* [Work to be completed]: Look for the word "rarity" in the data below, and copy every line that holds it.

---------- Material provided

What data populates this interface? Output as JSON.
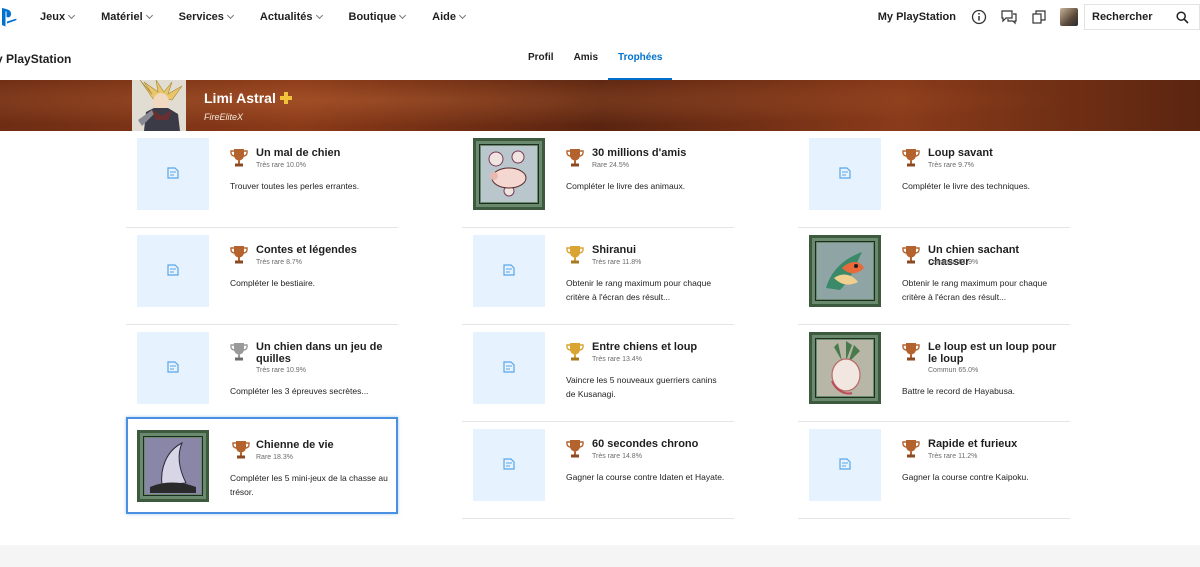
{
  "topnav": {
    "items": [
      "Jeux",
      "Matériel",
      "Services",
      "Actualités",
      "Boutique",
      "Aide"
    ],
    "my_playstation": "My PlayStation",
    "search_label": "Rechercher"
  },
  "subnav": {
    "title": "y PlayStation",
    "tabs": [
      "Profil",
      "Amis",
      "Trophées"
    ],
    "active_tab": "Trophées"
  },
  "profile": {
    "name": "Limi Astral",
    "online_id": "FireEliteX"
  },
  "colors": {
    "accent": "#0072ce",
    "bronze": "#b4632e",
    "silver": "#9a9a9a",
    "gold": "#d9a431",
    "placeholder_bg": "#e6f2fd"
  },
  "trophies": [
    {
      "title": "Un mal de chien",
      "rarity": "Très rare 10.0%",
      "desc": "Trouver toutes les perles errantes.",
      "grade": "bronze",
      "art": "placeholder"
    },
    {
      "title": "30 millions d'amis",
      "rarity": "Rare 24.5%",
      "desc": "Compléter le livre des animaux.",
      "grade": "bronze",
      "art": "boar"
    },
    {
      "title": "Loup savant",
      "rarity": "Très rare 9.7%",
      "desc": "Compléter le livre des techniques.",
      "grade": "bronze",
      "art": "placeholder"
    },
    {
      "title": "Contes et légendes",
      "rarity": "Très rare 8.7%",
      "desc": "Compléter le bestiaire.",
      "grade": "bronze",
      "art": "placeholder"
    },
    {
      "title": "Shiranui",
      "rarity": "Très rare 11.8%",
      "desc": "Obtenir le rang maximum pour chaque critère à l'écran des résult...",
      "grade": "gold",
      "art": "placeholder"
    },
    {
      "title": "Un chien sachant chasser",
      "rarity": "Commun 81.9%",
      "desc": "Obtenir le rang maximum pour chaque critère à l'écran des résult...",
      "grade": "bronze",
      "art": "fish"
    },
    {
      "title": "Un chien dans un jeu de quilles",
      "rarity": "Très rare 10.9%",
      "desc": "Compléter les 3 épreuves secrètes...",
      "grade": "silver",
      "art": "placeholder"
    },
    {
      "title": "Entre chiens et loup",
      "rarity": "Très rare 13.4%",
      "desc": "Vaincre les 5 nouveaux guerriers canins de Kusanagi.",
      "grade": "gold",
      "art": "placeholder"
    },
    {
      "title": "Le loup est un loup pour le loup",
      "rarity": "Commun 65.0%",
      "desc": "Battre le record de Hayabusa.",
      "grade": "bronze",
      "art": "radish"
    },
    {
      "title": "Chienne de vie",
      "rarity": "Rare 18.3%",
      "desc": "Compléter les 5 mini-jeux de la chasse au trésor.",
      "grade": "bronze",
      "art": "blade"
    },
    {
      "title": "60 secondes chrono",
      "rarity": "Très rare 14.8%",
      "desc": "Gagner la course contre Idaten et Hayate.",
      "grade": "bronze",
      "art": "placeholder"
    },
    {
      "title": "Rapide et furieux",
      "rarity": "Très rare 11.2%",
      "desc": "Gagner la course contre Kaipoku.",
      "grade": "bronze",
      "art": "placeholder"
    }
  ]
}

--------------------
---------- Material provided

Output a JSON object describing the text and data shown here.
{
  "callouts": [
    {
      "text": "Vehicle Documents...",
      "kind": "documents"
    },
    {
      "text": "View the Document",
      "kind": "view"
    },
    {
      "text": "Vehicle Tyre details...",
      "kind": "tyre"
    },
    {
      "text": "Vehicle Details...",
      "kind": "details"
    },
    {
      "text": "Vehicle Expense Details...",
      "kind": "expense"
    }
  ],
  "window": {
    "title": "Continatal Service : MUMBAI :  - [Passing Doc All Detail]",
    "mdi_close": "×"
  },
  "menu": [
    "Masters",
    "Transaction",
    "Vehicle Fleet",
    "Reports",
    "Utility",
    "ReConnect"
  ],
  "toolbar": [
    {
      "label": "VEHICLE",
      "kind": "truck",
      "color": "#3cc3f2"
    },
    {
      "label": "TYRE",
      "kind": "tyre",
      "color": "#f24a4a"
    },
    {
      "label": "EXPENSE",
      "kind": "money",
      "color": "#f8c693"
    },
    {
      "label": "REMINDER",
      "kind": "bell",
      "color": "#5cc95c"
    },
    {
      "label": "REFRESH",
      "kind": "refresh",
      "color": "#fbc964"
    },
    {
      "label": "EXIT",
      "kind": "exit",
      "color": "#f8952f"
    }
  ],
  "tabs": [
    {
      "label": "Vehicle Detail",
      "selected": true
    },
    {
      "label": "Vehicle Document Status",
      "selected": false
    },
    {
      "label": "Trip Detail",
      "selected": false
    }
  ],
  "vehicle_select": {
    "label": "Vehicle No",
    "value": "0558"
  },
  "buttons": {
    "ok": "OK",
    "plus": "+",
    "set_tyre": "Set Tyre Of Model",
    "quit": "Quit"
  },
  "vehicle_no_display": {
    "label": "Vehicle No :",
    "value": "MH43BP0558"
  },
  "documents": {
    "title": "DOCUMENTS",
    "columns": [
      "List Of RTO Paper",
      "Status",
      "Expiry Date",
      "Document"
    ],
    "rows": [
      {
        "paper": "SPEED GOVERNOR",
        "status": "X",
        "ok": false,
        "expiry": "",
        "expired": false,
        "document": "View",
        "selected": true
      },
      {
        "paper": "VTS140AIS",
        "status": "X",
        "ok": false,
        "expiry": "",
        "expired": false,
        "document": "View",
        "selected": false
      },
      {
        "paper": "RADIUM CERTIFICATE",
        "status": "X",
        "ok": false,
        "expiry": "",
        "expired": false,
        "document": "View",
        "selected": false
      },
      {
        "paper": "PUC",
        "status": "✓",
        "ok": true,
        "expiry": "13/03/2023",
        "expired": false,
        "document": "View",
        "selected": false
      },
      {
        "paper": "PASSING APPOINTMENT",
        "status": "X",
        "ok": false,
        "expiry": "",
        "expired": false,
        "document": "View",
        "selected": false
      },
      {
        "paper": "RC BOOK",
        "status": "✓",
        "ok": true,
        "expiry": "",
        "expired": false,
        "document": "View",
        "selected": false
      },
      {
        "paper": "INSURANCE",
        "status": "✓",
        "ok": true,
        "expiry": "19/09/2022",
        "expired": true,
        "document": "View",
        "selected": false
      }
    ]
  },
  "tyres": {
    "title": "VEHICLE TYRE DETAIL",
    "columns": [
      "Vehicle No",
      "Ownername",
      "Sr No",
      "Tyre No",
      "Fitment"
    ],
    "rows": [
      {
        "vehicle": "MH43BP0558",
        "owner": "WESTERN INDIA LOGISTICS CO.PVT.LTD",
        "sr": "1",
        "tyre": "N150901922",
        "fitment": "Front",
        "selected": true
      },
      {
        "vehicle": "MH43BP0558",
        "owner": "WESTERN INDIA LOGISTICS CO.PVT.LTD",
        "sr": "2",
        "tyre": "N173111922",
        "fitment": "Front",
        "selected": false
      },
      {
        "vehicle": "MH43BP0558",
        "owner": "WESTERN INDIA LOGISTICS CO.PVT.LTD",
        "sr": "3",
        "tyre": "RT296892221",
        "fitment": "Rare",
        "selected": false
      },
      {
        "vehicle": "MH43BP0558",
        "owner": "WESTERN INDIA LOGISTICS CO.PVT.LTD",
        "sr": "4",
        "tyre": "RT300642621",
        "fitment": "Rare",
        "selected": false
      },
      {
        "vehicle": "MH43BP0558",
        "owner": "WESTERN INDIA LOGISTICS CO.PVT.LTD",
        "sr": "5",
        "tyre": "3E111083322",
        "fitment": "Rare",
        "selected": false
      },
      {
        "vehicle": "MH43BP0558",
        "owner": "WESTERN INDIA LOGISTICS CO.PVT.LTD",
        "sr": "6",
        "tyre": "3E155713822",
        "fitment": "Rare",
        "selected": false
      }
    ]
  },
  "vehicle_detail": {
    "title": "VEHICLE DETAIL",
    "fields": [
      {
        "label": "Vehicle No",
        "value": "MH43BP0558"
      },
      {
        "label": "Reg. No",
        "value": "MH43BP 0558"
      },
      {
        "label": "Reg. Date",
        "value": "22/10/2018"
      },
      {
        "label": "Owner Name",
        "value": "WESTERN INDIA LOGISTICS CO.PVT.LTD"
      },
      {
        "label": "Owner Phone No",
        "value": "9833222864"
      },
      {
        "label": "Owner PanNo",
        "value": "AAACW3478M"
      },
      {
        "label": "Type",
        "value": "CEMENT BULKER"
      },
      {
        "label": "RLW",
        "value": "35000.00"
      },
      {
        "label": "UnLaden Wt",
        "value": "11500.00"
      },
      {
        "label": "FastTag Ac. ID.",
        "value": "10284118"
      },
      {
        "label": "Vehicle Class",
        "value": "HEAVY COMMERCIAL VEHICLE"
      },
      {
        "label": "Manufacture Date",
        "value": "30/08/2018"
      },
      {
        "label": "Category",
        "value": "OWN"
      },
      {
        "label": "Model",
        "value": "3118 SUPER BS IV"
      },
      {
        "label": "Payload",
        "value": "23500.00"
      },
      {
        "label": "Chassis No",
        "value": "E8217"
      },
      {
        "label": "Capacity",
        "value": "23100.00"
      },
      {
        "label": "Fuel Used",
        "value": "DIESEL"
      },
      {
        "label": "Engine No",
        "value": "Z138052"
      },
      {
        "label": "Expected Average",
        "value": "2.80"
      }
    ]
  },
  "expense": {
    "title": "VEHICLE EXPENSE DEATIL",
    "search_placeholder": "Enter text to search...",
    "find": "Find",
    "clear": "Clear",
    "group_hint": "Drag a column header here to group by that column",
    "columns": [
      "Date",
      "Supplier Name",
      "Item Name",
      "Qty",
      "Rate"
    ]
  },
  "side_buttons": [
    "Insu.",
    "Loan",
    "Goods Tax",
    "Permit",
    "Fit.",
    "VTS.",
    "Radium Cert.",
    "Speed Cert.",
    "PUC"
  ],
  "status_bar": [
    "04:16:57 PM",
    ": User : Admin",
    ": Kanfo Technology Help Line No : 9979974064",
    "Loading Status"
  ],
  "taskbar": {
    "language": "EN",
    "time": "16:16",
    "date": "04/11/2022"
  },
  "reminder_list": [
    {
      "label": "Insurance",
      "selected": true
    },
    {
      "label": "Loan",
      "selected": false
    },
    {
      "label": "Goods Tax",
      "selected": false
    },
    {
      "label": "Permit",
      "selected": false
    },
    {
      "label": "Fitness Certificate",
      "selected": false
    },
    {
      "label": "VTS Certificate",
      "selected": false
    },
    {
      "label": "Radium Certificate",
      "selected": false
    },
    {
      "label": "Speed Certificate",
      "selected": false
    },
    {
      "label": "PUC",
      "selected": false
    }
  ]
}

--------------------

* [Response area]:
      "rarity": "Très rare 10.0%",
      "rarity": "Rare 24.5%",
      "rarity": "Très rare 9.7%",
      "rarity": "Très rare 8.7%",
      "rarity": "Très rare 11.8%",
      "rarity": "Commun 81.9%",
      "rarity": "Très rare 10.9%",
      "rarity": "Très rare 13.4%",
      "rarity": "Commun 65.0%",
      "rarity": "Rare 18.3%",
      "rarity": "Très rare 14.8%",
      "rarity": "Très rare 11.2%",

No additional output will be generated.